The most ideologically poisoned extremists among conservatives tout that all of the ills of history have been corrected in the past four decades, that everyone is on an even playing field, and that the country can go forward in a "color blind" state in which minorities require no assistance of any kind, ever. They even use Martin Luther King's words to make their argument. The most ideologically driven liberals support the idea of "reparations" for slavery which would be a kind of lottery, a check cut to the descendants of slaves to repair past insults and injuries based on race.
The argument on race is the discourse of the American dilemma and it will go on indefinitely because well-meaning and decent people on both sides have a point. President Bush, however, isn't aligning himself in the middle with people who can concede at least some reasonableness on both sides. He is taking a position closer to those ideologues who think the Supreme Court is now sufficiently conservative and ideological that they may overturn the Bakke decision in which the court found that race could be a factor in college admissions.
The alternatives he seems to be offering are not clearly spelled out but will result in diminished enrollments of blacks and other minorities in the nation's elite professional schools. The President has been a master at floating trial balloons and then retreating or changing direction according to the winds, but this one could emerge as a signature of his party. If so, minorities who join the Republican Party will not have an elephant as their mascot, but a white haired, mustachioed and goateed white linen-clad old gentleman, a symbol of the ante-bellum South, holding out a box of chicken.
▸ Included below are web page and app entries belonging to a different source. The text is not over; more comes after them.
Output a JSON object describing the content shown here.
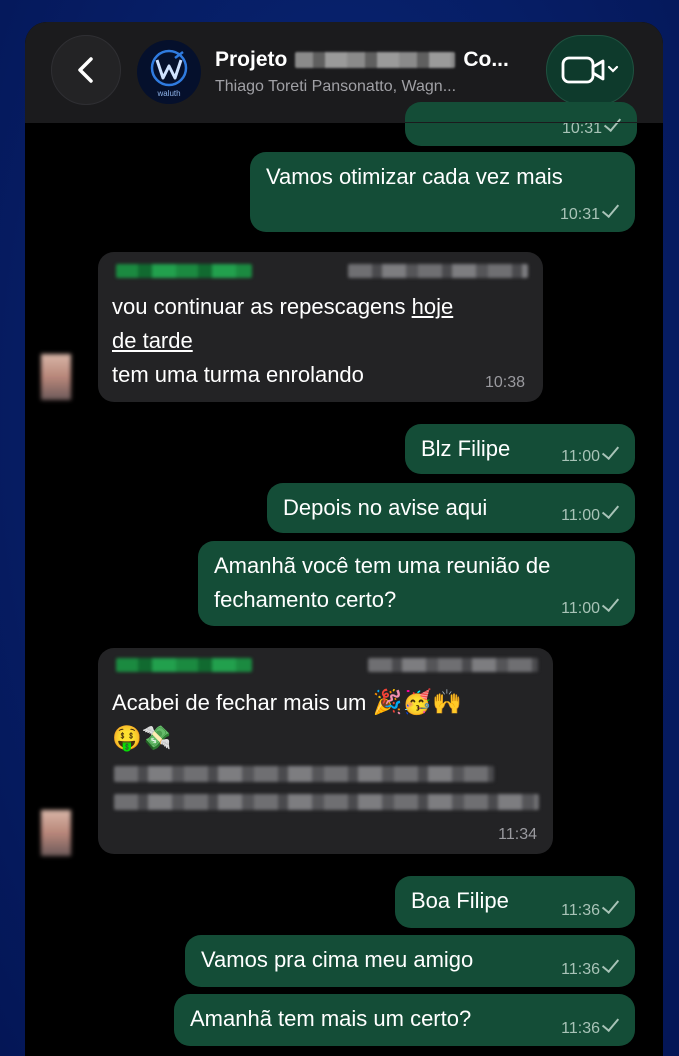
{
  "header": {
    "title_start": "Projeto",
    "title_end": "Co...",
    "subtitle": "Thiago Toreti Pansonatto, Wagn...",
    "avatar_text": "waluth"
  },
  "messages": {
    "m0_time": "10:31",
    "m1_text": "Vamos otimizar cada vez mais",
    "m1_time": "10:31",
    "m2_line1_a": "vou continuar as repescagens ",
    "m2_line1_b": "hoje",
    "m2_line2": "de tarde",
    "m2_line3": "tem uma turma enrolando",
    "m2_time": "10:38",
    "m3_text": "Blz Filipe",
    "m3_time": "11:00",
    "m4_text": "Depois no avise aqui",
    "m4_time": "11:00",
    "m5_line1": "Amanhã você tem uma reunião de",
    "m5_line2": "fechamento certo?",
    "m5_time": "11:00",
    "m6_line1": "Acabei de fechar mais um",
    "m6_emojis1": "🎉🥳🙌",
    "m6_emojis2": "🤑💸",
    "m6_time": "11:34",
    "m7_text": "Boa Filipe",
    "m7_time": "11:36",
    "m8_text": "Vamos pra cima meu amigo",
    "m8_time": "11:36",
    "m9_text": "Amanhã tem mais um certo?",
    "m9_time": "11:36"
  },
  "colors": {
    "outgoing_bubble": "#144d37",
    "incoming_bubble": "#232325",
    "background": "#000000",
    "page_gradient": "#07206a"
  },
  "icons": {
    "back": "chevron-left-icon",
    "video": "video-camera-icon",
    "read": "check-icon"
  }
}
John C. Mohawk, Ph.D., columnist for Indian Country Today, is an author and professor in the Center for the Americas at the State University of New York at Buffalo.